Register for citation alerts
"Our study has been undertaken with two specific aims: firstly, for patients with sepsis, to identify factors associated with receiving intravenous fluids while in the ED; and, secondly to identify determinants associated with the actual time to fluid administration" Kabil et al (2022).
Intravenous fluid administration in sepsis patients

Abstract:

Background: Appropriate and timely administration of intravenous fluids to patients with sepsis-induced hypotension is one of the mainstays of sepsis management in the emergency department (ED), however, fluid resuscitation remains an ongoing challenge in ED. Our study has been undertaken with two specific aims: firstly, for patients with sepsis, to identify factors associated with receiving intravenous fluids while in the ED; and, secondly to identify determinants associated with the actual time to fluid administration.

Methods: We conducted a retrospective multicentre cohort study of adult ED presentations between October 2018 and May 2019 in four metropolitan hospitals in Western Sydney, Australia. Patients meeting pre-specified criteria for sepsis and septic shock and treated with antibiotics within the first 24 h of presentation were included. Multivariable models were used to identify factors associated with fluid administration in sepsis.

Results: Four thousand one hundred forty-six patients met the inclusion criteria, among these 2,300 (55.5%) patients with sepsis received intravenous fluids in ED. The median time to fluid administration from the time of diagnosis of sepsis was 1.6 h (Interquartile Range (IQR) 0.5 to 3.8), and the median volume of fluids administered was 1,100 mL (IQR 750 to 2058). Factors associated with patients receiving fluids were younger age (Odds Ratio (OR) 1.05, 95% Confidence Interval (CI (1.03 to 1.07), p < 0.001); lower systolic blood pressure (OR 1.11, 95% CI (1.08 to 1.13), p < 0.001); presenting to smaller hospital (OR 1.48, 95% CI (1.25 to 1.75, p < 0.001) and a Clinical Rapid Response alert activated (OR 1.64, 95% CI (1.28 to 2.11), p < 0.001). Patients with Triage Category 1 received fluids 101.22 min earlier (95% CI (59.3 to131.2), p < 0.001) and those with Category 2 received fluids 43.58 min earlier (95% CI (9.6 to 63.1), p < 0.001) compared to patients with Triage Category 3-5. Other factors associated with receiving fluids earlier included septic shock (-49.37 min (95% CI (-86.4 to -12.4), p < 0.001)); each mmol/L increase in serum lactate levels (-9.0 min, 95% CI (-15.7 to -2.3), p < 0.001) and presenting to smaller hospitals (-74.61 min, 95% CI (-94.0 to -55.3), p < 0.001).

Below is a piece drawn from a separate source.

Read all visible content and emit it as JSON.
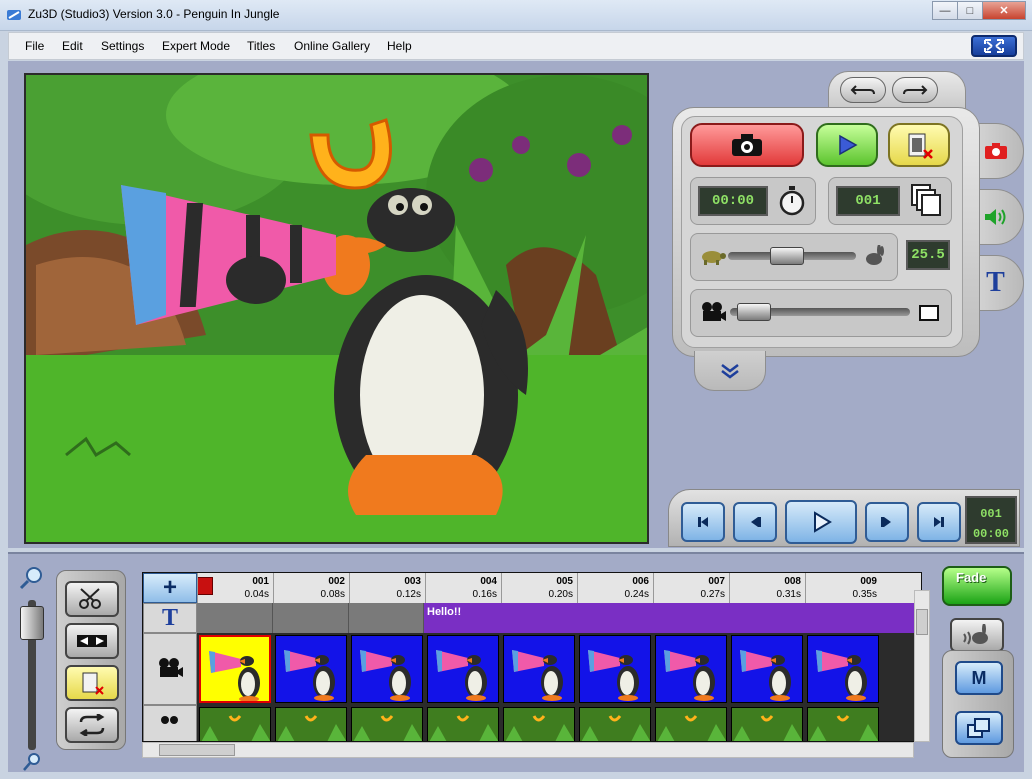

Conclusions: Younger age, greater severity of sepsis, and presenting to a smaller hospital increased the probability of receiving fluids and receiving it earlier. Recognition of these factors may assist in effective implementation of sepsis management guidelines which should translate into better patient outcomes. Future studies are needed to identify other associated factors that we have not explored.

Reference:

Kabil G, Frost SA, McNally S, Hatcher D, Saavedra A, Suster CJE, Moscova M, Shetty A. Identifying factors associated with intravenous fluid administration in patients with sepsis presenting to the emergency department: a retrospective cohort study. BMC Emerg Med. 2022 Jun 3;22(1):98. doi: 10.1186/s12873-022-00650-4. PMID: 35659554.